Newgate is an arch bridge carrying the walkway of the city walls over Pepper Street in Chester, Cheshire, England. It is recorded in the National Heritage List for England as a designated Grade II listed building. The bridge was built in 1937–38 to relieve traffic congestion in the city, especially at Chester Cross. This involved making a new breach in the city walls.

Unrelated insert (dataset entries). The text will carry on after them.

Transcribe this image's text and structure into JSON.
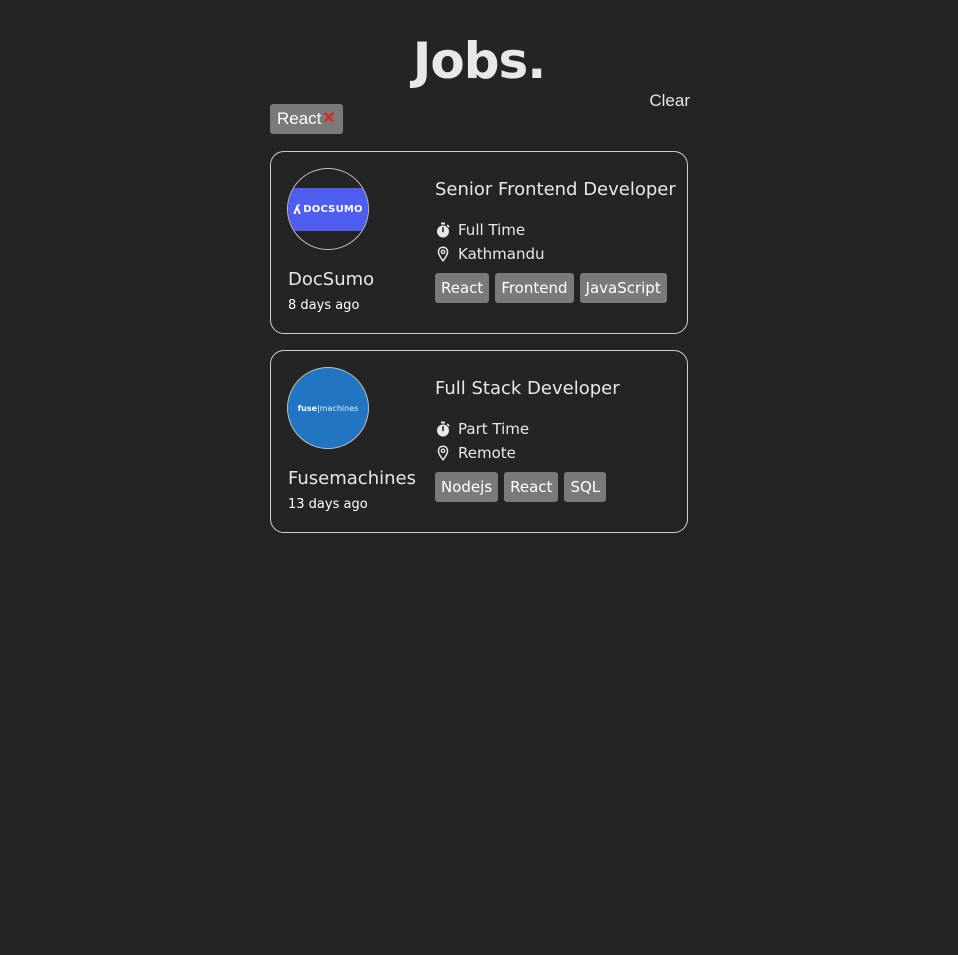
{
  "header": {
    "title": "Jobs.",
    "clear_label": "Clear"
  },
  "filters": [
    {
      "label": "React",
      "remove_icon": "close-icon",
      "remove_glyph": "✕"
    }
  ],
  "jobs": [
    {
      "company": "DocSumo",
      "posted": "8 days ago",
      "title": "Senior Frontend Developer",
      "job_type": "Full Time",
      "location": "Kathmandu",
      "tags": [
        "React",
        "Frontend",
        "JavaScript"
      ],
      "logo": {
        "text": "DOCSUMO",
        "mark": "ʎ",
        "bg": "#4f5ef0"
      }
    },
    {
      "company": "Fusemachines",
      "posted": "13 days ago",
      "title": "Full Stack Developer",
      "job_type": "Part Time",
      "location": "Remote",
      "tags": [
        "Nodejs",
        "React",
        "SQL"
      ],
      "logo": {
        "text_bold": "fuse",
        "text_thin": "machines",
        "bg": "#2275c3"
      }
    }
  ],
  "icons": {
    "job_type": "stopwatch-icon",
    "location": "map-pin-icon"
  },
  "colors": {
    "background": "#242424",
    "tag_bg": "#7a7a7a",
    "remove_red": "#e0211d"
  }
}
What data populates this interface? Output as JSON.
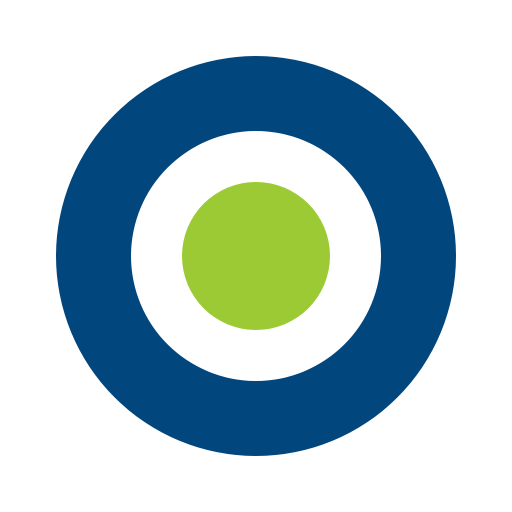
{
  "logo": {
    "icon": "target-roundel-icon",
    "colors": {
      "outer_ring": "#02467e",
      "inner_ring": "#ffffff",
      "center_dot": "#9bca34",
      "background": "#ffffff"
    }
  }
}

The bridge is constructed in red sandstone. It was designed by Sir Walter Tapper and his son, Michael. On each side of the bridge is a tower containing mock loops (unglazed slit windows) and surmounted by hipped roofs. Flights of steps on each side lead up to the towers and to the walkway across the top of the bridge. The structure is decorated with carved shields and Tudor roses. The historian Simon Ward expresses the opinion that "its design conformed to the generally medieval feel of the walls".